  • $\begingroup$ $f_{n}=1_{D}$ for each $n$ guarantees that for every $x\in D$ and every set $E$ with $D\subseteq E$ we have $f_{n}\left(x\right)=1_{D}\left(x\right)=1=1_{E}\left(x\right)$. This is even stronger than $\lim_{n\rightarrow\infty}f_{n}\left(x\right)=1_{E}\left(x\right)$. Then $\lambda\left(\mathbb{R}-D\right)=0$ tells us that $f_{n}$ converges to $1_{E}$ almost everywhere. Do you agree with that? Secondly set $E$ can be chosen such that $1_{E}$ is not a Borel-measurable function. This because the measure space $\left(\mathbb{R},\mathcal{B},\lambda\right)$ is not complete.

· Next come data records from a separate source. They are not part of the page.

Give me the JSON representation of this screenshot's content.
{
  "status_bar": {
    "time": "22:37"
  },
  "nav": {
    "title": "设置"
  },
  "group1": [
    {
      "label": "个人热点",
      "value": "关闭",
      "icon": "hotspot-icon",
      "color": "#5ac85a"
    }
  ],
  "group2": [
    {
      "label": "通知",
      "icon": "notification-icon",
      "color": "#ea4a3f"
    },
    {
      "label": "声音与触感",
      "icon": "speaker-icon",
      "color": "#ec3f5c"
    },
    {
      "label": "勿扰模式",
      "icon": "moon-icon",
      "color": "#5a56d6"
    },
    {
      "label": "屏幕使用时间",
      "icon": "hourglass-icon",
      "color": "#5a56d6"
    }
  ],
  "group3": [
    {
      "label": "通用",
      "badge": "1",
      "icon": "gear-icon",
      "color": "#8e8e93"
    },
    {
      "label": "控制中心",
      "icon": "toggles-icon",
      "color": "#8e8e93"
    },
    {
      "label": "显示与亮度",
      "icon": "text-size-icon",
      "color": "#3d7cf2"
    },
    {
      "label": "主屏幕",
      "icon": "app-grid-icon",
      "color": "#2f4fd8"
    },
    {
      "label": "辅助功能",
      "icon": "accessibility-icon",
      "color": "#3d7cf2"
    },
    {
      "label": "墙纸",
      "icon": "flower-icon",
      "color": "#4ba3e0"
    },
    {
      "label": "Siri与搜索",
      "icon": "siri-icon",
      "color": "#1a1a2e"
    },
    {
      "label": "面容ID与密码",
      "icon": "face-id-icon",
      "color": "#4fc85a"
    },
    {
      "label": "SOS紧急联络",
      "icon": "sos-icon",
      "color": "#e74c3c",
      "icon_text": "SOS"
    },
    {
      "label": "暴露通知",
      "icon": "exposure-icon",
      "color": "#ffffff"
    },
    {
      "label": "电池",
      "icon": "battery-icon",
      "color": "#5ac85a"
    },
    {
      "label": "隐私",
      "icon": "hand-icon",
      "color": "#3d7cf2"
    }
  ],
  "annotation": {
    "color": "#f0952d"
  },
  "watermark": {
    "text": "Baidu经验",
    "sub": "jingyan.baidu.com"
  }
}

Do you agree with that? $\endgroup$ – drhab Mar 14 '15 at 9:57
  • $\begingroup$ Actually you cannot say that "the choice of $f_n$ result in $f$ not being Borel measurable". This because the choice of $f_n$ is not completely determining for $f$. There are more functions $f$ that satisfy $f_n\rightarrow f$ a.e.. The point is that some of these functions are not Borel-measurable, so that from $f_n\rightarrow f$ a.e. you cannot conclude that $f$ is Borel-measurable. $\endgroup$ – drhab Mar 14 '15 at 10:05

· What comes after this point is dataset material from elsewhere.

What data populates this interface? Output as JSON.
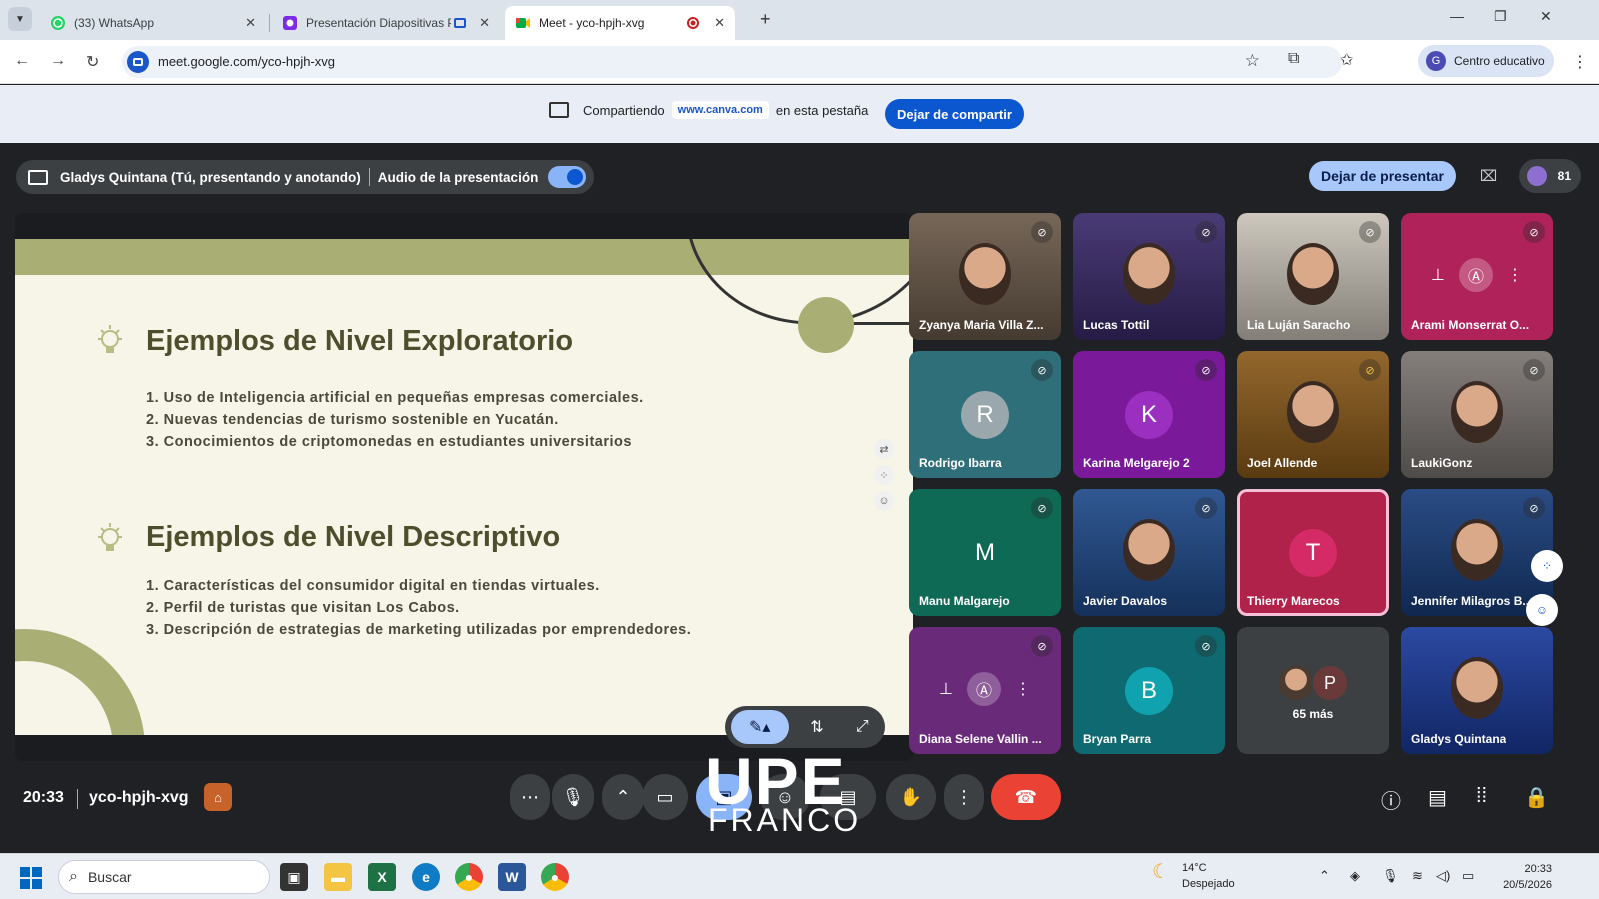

Part (1):

Equivalently, $f_n$ is Borel measurable if $\{x : f_n(x) < \alpha\} \in\mathcal{B}$ for every $\alpha$.

If $f(x) < \alpha$ (for some $x$), then there exists $m \in \mathbb{N}$ such that $f(x) < \alpha - 1/m$. Since $f_n(x) \to f(x)$ it follows that there exists $N \in \mathbb{N}$ such that $f_n(x) < \alpha - 1/m$ for $n \geqslant N$. The converse is true as well.

Since $f_n$ is Borel measurable $\{x:f_n(x) < \alpha - 1/m\} \in \mathcal{B}$. Since $\mathcal{B}$ is a $\sigma$-algebra we have

$$\{x: f(x) < \alpha\} = \bigcup_{m=1}^{\infty}\bigcup_{N=1}^{\infty}\bigcap_{n= N}^\infty\{x:f_n(x) < \alpha - 1/m\} \in \mathcal{B},$$

and $f$ is Borel measurable.


Your Answer

By clicking “Post Your Answer”, you agree to our terms of service, privacy policy and cookie policy

Not the answer you're looking for? Browse other questions tagged or ask your own question.